?Dick absconds with the severed head of a statue on this French cover, the statue head covered in blood. God is dead. Long live Dick.
4) The Transmigration of Timothy Archer
?By the looks of this German edition of The Transmigration of Timothy Archer, there is a midget priest dressed all in purple with a Philip K. Dick head in his chest roaming around in outer space. He looks like a cross between Mr. Rogers’ Purple Panda, Quato and the Pope. Wasn’t this an Alejandro Jodorowsky music video concept at one point?
3) Time Out of Joint
?This Italian drawing of Dick imagines him as an otherworldly being that’s part-Orson Welles, part Egghead ala the Adam West Batman show and all fan of Chutes and Ladders. Except this is no ordinary game of Chutes and Ladders: it’s like the Rosetta Stone if it were a board game. That game probably sucks.
2) The Complete Stories of Philip K. Dick Volume 1: Beyond Lies the Wub
?At first glance, the Spanish cover of this short story collection recalls the Architect from the two Matrix movies we no longer speak of. Then you notice what’s really important about this picture: Philip K. Dick had guns. Big’ns.
1) Only Apparently Real: The World of Philip K. Dick

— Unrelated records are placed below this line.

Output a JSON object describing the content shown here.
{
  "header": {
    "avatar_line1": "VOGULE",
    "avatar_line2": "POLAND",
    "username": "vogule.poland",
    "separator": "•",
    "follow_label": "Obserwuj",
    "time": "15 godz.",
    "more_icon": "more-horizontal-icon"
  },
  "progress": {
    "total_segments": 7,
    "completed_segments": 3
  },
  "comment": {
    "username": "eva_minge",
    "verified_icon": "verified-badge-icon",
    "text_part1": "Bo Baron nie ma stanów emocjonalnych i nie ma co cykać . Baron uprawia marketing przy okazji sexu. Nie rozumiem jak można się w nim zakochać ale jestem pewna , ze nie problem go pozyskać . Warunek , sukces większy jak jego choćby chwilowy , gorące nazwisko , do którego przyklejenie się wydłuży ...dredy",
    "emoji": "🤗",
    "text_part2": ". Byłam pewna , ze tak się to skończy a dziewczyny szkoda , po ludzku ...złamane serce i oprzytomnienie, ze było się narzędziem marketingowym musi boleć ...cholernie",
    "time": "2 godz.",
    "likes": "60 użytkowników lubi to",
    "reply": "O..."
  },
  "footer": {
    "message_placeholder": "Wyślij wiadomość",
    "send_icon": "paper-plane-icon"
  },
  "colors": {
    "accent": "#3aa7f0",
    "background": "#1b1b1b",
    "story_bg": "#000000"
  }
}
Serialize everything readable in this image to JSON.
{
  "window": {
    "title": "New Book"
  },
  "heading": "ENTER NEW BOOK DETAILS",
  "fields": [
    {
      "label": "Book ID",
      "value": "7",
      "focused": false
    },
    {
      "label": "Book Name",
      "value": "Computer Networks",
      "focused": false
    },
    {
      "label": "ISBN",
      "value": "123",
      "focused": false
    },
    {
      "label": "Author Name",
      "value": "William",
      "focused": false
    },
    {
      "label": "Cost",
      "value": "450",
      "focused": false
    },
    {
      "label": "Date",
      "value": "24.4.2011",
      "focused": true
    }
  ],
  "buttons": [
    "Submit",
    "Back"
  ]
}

?Wouldn’t you like to imagine that if Dick constantly had weird Lovecraftian monsters sneaking in through his windows all the time, just like on the cover of Paul Williams’s (no, he has nothing to do with Tekken) biography of Dick? Here, the Old Gods and the New God meet and grapple for control of…a filing cabinet? Huh. Ok then. Also: is anybody else distracted by Dick’s huge, Ronald McDonald-sized feet in this pic? Sure, he’s drinking milk and is pretty much topless while taking some unidentified white pills and reading peacefully while a squid monster is breaking into his apartment. But damn it, the man has got huge feet. Wonder where he gets his shoes from.